Lime Wood's proximity to Hampshire Chalk Streams means trout is a regular feature on the menu at HH & Co., one of the hotel's restaurants. The trout is smoked or seared, as it is here, and drizzled
with a bright, lemony vinaigrette.


1 lemon, preferably Meyer
1/4 cup extra-virgin olive oil
1 tablespoon minced preserved lemon rind (see Note)
Kosher salt
5 tablespoons canola oil
1/2 cup panko
1/2 teaspoon fennel seeds, crushed
1 tablespoon chopped dill
1 tablespoon finely grated grapefruit zest
1 teaspoon finely grated lime zest
3 tablespoons sugar
Four 6-ounce skin-on trout fillets
Red and white braised endives, for serving

Finely grate the lemon zest and reserve it. Using a knife, peel the lemon, removing all of the bitter white pith. Working over a small saucepan, cut in between the membranes to release the sections. Squeeze any remaining juice from the membranes into the saucepan and bring to a gentle simmer. Cook over moderately low heat, stirring occasionally, until the lemon breaks down, about 15 minutes. Transfer to a small bowl and stir in the olive oil and preserved lemon. Season the vinaigrette with salt; let cool.
Meanwhile, in a large skillet, heat 1 tablespoon of the canola oil. Add the panko and fennel seeds and toast over moderately low heat, stirring occasionally, until golden and fragrant, about 5 minutes. Stir in the dill and season with salt. Transfer the breadcrumbs to a paper towel–lined plate to drain. Wipe out the skillet.
In a small bowl, combine the grapefruit and lime zests with the reserved lemon zest, the sugar and 3 tablespoons of kosher salt. Lay the trout fillets on a baking sheet ski side down and cover evenly with the citrus-salt cure. Let stand for 6 minutes. Rinse the trout and pat dry.
In the large skillet, heat 2 tablespoons of the canola oil. Lightly season the trout with salt and pepper. Add 2 fillets to the skillet skin side down and cook over moderately high heat until the skin is golden and crispy, about 3 minutes. Flip the fish and cook until golden and white throughout, 2 to 3 minutes longer. Briefly drain the fish on paper towels, then transfer to plates. Repeat with the remaining 2 tablespoons of oil and 2 trout fillets. Spoon some of the lemon vinaigrette over the trout and garnish with the fennel seed breadcrumbs. Serve with braised endives and pass the remaining vinaigrette at the table.

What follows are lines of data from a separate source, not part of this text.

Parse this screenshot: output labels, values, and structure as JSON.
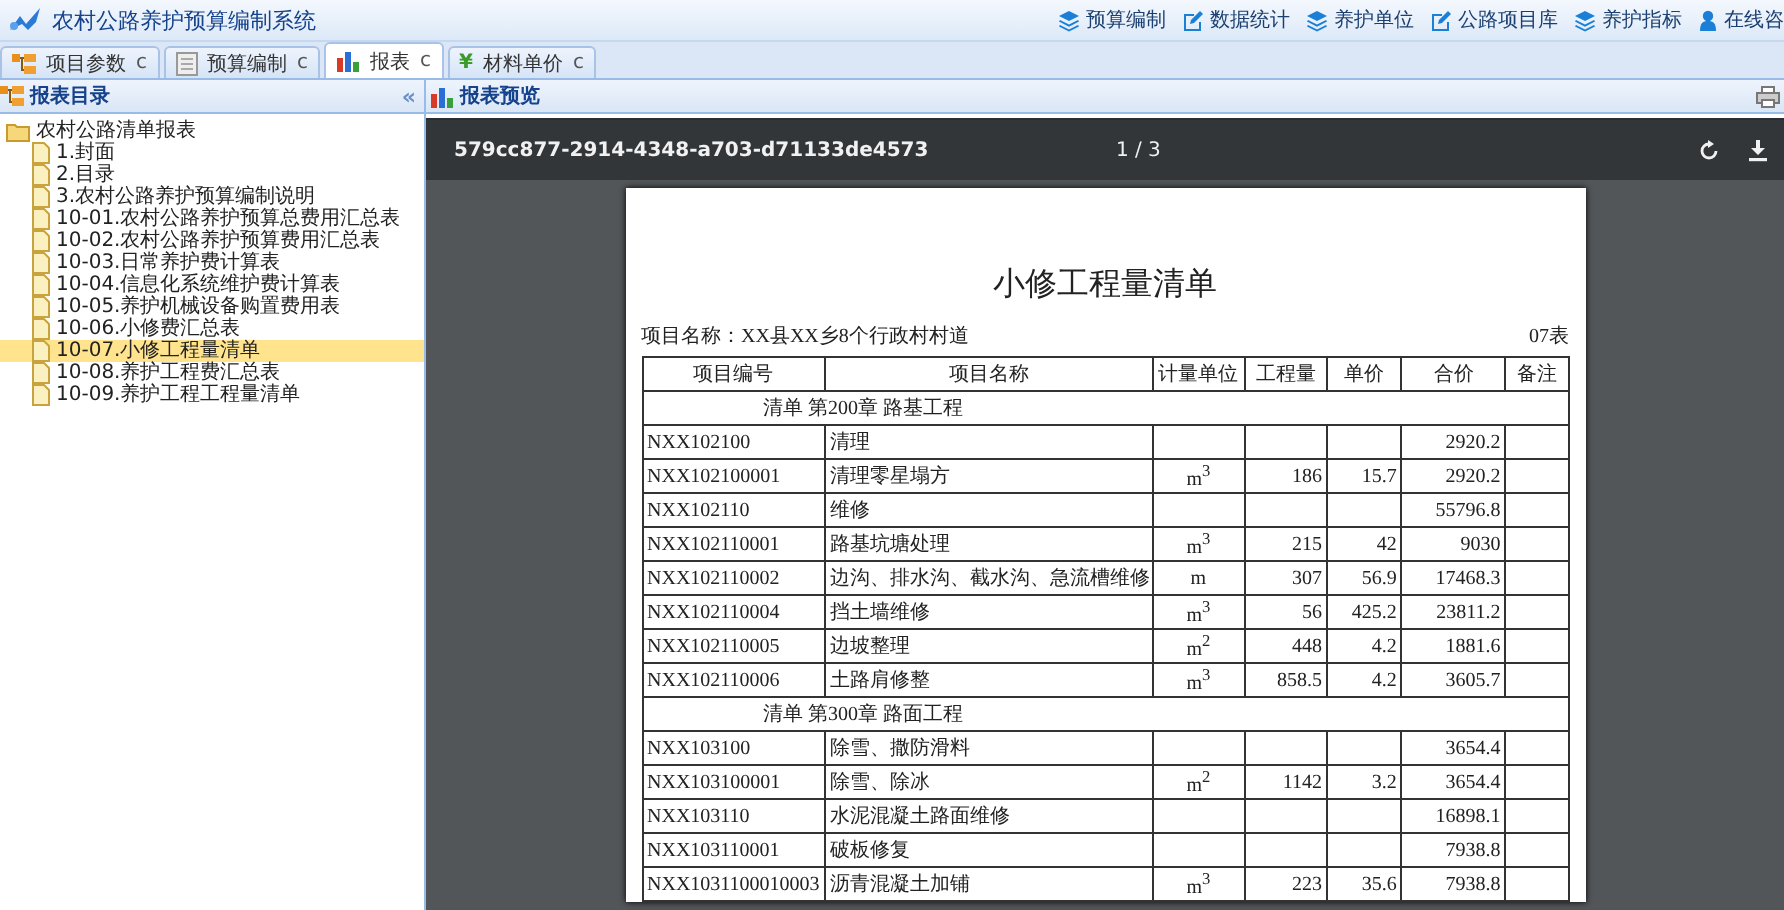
{
  "app": {
    "title": "农村公路养护预算编制系统"
  },
  "nav": [
    {
      "kind": "layers",
      "label": "预算编制"
    },
    {
      "kind": "edit",
      "label": "数据统计"
    },
    {
      "kind": "layers",
      "label": "养护单位"
    },
    {
      "kind": "edit",
      "label": "公路项目库"
    },
    {
      "kind": "layers",
      "label": "养护指标"
    },
    {
      "kind": "user",
      "label": "在线咨"
    }
  ],
  "tabs": [
    {
      "kind": "tree",
      "label": "项目参数",
      "close": "c",
      "selected": false
    },
    {
      "kind": "doc",
      "label": "预算编制",
      "close": "c",
      "selected": false
    },
    {
      "kind": "chart",
      "label": "报表",
      "close": "c",
      "selected": true
    },
    {
      "kind": "char",
      "symbol": "¥",
      "label": "材料单价",
      "close": "c",
      "selected": false
    }
  ],
  "sidebar": {
    "title": "报表目录",
    "collapse": "«",
    "tree": [
      {
        "label": "农村公路清单报表",
        "selected": false,
        "children": [
          {
            "label": "1.封面",
            "selected": false
          },
          {
            "label": "2.目录",
            "selected": false
          },
          {
            "label": "3.农村公路养护预算编制说明",
            "selected": false
          },
          {
            "label": "10-01.农村公路养护预算总费用汇总表",
            "selected": false
          },
          {
            "label": "10-02.农村公路养护预算费用汇总表",
            "selected": false
          },
          {
            "label": "10-03.日常养护费计算表",
            "selected": false
          },
          {
            "label": "10-04.信息化系统维护费计算表",
            "selected": false
          },
          {
            "label": "10-05.养护机械设备购置费用表",
            "selected": false
          },
          {
            "label": "10-06.小修费汇总表",
            "selected": false
          },
          {
            "label": "10-07.小修工程量清单",
            "selected": true
          },
          {
            "label": "10-08.养护工程费汇总表",
            "selected": false
          },
          {
            "label": "10-09.养护工程工程量清单",
            "selected": false
          }
        ]
      }
    ]
  },
  "preview": {
    "title": "报表预览",
    "toolbar": {
      "file_id": "579cc877-2914-4348-a703-d71133de4573",
      "page": "1 / 3"
    },
    "document": {
      "title": "小修工程量清单",
      "project": "项目名称：XX县XX乡8个行政村村道",
      "table_no": "07表",
      "columns": [
        "项目编号",
        "项目名称",
        "计量单位",
        "工程量",
        "单价",
        "合价",
        "备注"
      ],
      "rows": [
        {
          "kind": "section",
          "label": "清单 第200章 路基工程"
        },
        {
          "kind": "item",
          "cells": [
            "NXX102100",
            "清理",
            "",
            "",
            "",
            "2920.2",
            ""
          ]
        },
        {
          "kind": "item",
          "cells": [
            "NXX102100001",
            "清理零星塌方",
            "m$^{3}$",
            "186",
            "15.7",
            "2920.2",
            ""
          ]
        },
        {
          "kind": "item",
          "cells": [
            "NXX102110",
            "维修",
            "",
            "",
            "",
            "55796.8",
            ""
          ]
        },
        {
          "kind": "item",
          "cells": [
            "NXX102110001",
            "路基坑塘处理",
            "m$^{3}$",
            "215",
            "42",
            "9030",
            ""
          ]
        },
        {
          "kind": "item",
          "cells": [
            "NXX102110002",
            "边沟、排水沟、截水沟、急流槽维修",
            "m",
            "307",
            "56.9",
            "17468.3",
            ""
          ]
        },
        {
          "kind": "item",
          "cells": [
            "NXX102110004",
            "挡土墙维修",
            "m$^{3}$",
            "56",
            "425.2",
            "23811.2",
            ""
          ]
        },
        {
          "kind": "item",
          "cells": [
            "NXX102110005",
            "边坡整理",
            "m$^{2}$",
            "448",
            "4.2",
            "1881.6",
            ""
          ]
        },
        {
          "kind": "item",
          "cells": [
            "NXX102110006",
            "土路肩修整",
            "m$^{3}$",
            "858.5",
            "4.2",
            "3605.7",
            ""
          ]
        },
        {
          "kind": "section",
          "label": "清单 第300章 路面工程"
        },
        {
          "kind": "item",
          "cells": [
            "NXX103100",
            "除雪、撒防滑料",
            "",
            "",
            "",
            "3654.4",
            ""
          ]
        },
        {
          "kind": "item",
          "cells": [
            "NXX103100001",
            "除雪、除冰",
            "m$^{2}$",
            "1142",
            "3.2",
            "3654.4",
            ""
          ]
        },
        {
          "kind": "item",
          "cells": [
            "NXX103110",
            "水泥混凝土路面维修",
            "",
            "",
            "",
            "16898.1",
            ""
          ]
        },
        {
          "kind": "item",
          "cells": [
            "NXX103110001",
            "破板修复",
            "",
            "",
            "",
            "7938.8",
            ""
          ]
        },
        {
          "kind": "item",
          "cells": [
            "NXX1031100010003",
            "沥青混凝土加铺",
            "m$^{3}$",
            "223",
            "35.6",
            "7938.8",
            ""
          ]
        }
      ]
    }
  }
}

Jarred preserved lemon can be found at specialty food shops and stores like Whole Foods.
Have a great day


  1. Hi Jo - sounds delicious .. have a good weekend - without too many hassles .. take care - cheers Hilary

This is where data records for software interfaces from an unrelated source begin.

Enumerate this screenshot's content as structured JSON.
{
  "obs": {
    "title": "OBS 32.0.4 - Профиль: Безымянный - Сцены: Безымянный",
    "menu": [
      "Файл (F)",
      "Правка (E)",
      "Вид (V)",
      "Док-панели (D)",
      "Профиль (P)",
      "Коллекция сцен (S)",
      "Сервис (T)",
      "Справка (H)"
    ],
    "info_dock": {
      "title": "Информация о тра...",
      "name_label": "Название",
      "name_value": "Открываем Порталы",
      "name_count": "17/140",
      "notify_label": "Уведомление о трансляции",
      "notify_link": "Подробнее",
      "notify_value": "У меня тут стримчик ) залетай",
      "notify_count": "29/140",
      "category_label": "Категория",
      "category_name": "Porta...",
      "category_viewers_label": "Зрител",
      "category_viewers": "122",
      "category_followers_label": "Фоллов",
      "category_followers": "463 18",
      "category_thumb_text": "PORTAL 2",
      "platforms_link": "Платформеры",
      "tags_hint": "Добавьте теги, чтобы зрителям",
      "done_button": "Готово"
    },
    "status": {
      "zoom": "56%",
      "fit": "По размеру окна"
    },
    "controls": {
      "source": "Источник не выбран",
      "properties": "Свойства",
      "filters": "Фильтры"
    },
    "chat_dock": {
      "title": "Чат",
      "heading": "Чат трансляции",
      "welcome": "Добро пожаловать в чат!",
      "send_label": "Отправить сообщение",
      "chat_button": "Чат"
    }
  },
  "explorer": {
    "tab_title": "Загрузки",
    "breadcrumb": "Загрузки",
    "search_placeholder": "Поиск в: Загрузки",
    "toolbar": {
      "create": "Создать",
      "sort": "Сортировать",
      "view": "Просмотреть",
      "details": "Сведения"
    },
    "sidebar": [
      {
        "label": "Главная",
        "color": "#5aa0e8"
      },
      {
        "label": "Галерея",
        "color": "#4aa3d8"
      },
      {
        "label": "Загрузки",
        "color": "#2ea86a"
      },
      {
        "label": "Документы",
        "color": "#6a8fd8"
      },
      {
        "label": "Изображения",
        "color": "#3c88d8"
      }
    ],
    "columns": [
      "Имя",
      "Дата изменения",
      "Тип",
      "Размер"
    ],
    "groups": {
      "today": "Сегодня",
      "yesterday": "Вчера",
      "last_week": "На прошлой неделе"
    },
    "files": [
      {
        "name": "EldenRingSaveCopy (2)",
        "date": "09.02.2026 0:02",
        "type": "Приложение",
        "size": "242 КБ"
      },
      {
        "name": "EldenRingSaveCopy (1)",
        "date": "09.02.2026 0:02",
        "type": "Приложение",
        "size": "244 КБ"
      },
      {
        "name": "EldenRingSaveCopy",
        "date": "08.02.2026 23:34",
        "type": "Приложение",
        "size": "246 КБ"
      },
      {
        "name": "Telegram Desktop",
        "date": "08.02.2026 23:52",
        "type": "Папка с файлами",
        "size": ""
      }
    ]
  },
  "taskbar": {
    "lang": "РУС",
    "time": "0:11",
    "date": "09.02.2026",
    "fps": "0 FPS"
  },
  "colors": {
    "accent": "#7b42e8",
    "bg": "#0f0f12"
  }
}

    1. Thanks Hilary, and the same too you.

  2. I wish I liked fish but sadly, I don't.

    1. You know I am awfully glad, that, unlike you JoJo, I like practically all foods with very few exceptions.

  3. From what I understand from friends and family, I'm in the minority when it comes to liking trout. I also have some lemon wedges handy!!

    1. Yes, I think you are Dixie. I have friends who do like trout and quite a few others who don't like fish at any price.

  4. The only thing I hate about cooking fish in the house is the smell. I prefer to grill it outside.

    1. Not something that has ever bothered me. You could always cook fish in the microwave Liz.

  5. What Elizabeth said. In the summer we have fish at least once per week but I hate stinking the house up in the winter. Trout looks really good though.

    1. I really don't find any problem with the smell of cooking fish Susan.